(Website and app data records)

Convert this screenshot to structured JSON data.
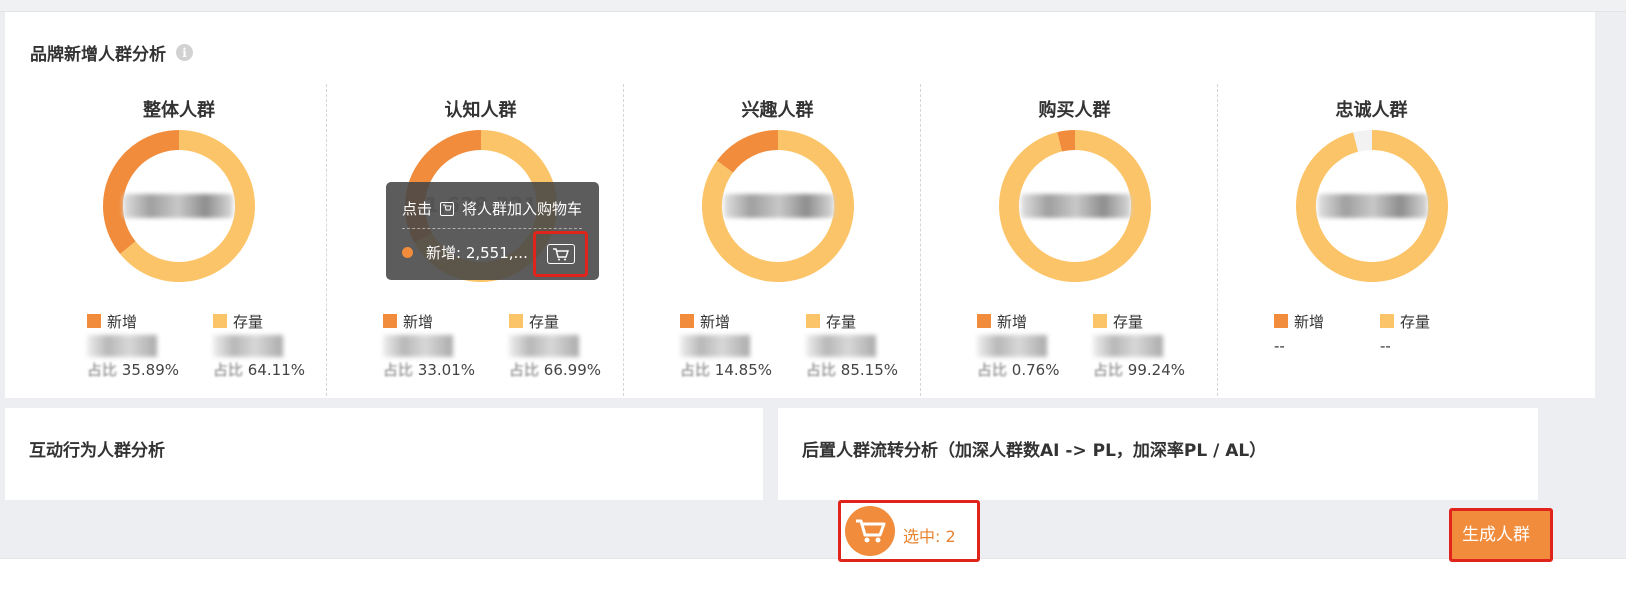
{
  "main_panel": {
    "title": "品牌新增人群分析",
    "info_icon": "info-icon"
  },
  "legend_labels": {
    "new": "新增",
    "stock": "存量",
    "pct_label": "占比"
  },
  "colors": {
    "new": "#f08c3c",
    "stock": "#fcc468",
    "gap": "#f2f2f2",
    "accent_red": "#e0241b"
  },
  "audiences": [
    {
      "title": "整体人群",
      "new_pct": "35.89%",
      "stock_pct": "64.11%",
      "new_fraction": 0.3589
    },
    {
      "title": "认知人群",
      "new_pct": "33.01%",
      "stock_pct": "66.99%",
      "new_fraction": 0.3301,
      "center_value": "1,628,321"
    },
    {
      "title": "兴趣人群",
      "new_pct": "14.85%",
      "stock_pct": "85.15%",
      "new_fraction": 0.1485
    },
    {
      "title": "购买人群",
      "new_pct": "0.76%",
      "stock_pct": "99.24%",
      "new_fraction": 0.0376
    },
    {
      "title": "忠诚人群",
      "new_value": "--",
      "stock_value": "--",
      "gap_fraction": 0.04
    }
  ],
  "tooltip": {
    "hint_prefix": "点击",
    "hint_suffix": "将人群加入购物车",
    "new_label": "新增: 2,551,...",
    "cart_icon": "cart-icon"
  },
  "panels": {
    "interaction_title": "互动行为人群分析",
    "flow_title": "后置人群流转分析（加深人群数AI -> PL，加深率PL / AL）"
  },
  "cart": {
    "selected_label": "选中: 2",
    "icon": "shopping-cart-icon"
  },
  "generate_button": "生成人群"
}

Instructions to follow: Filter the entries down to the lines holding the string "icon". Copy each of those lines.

Output of the exercise:
    "info_icon": "info-icon"
    "cart_icon": "cart-icon"
    "icon": "shopping-cart-icon"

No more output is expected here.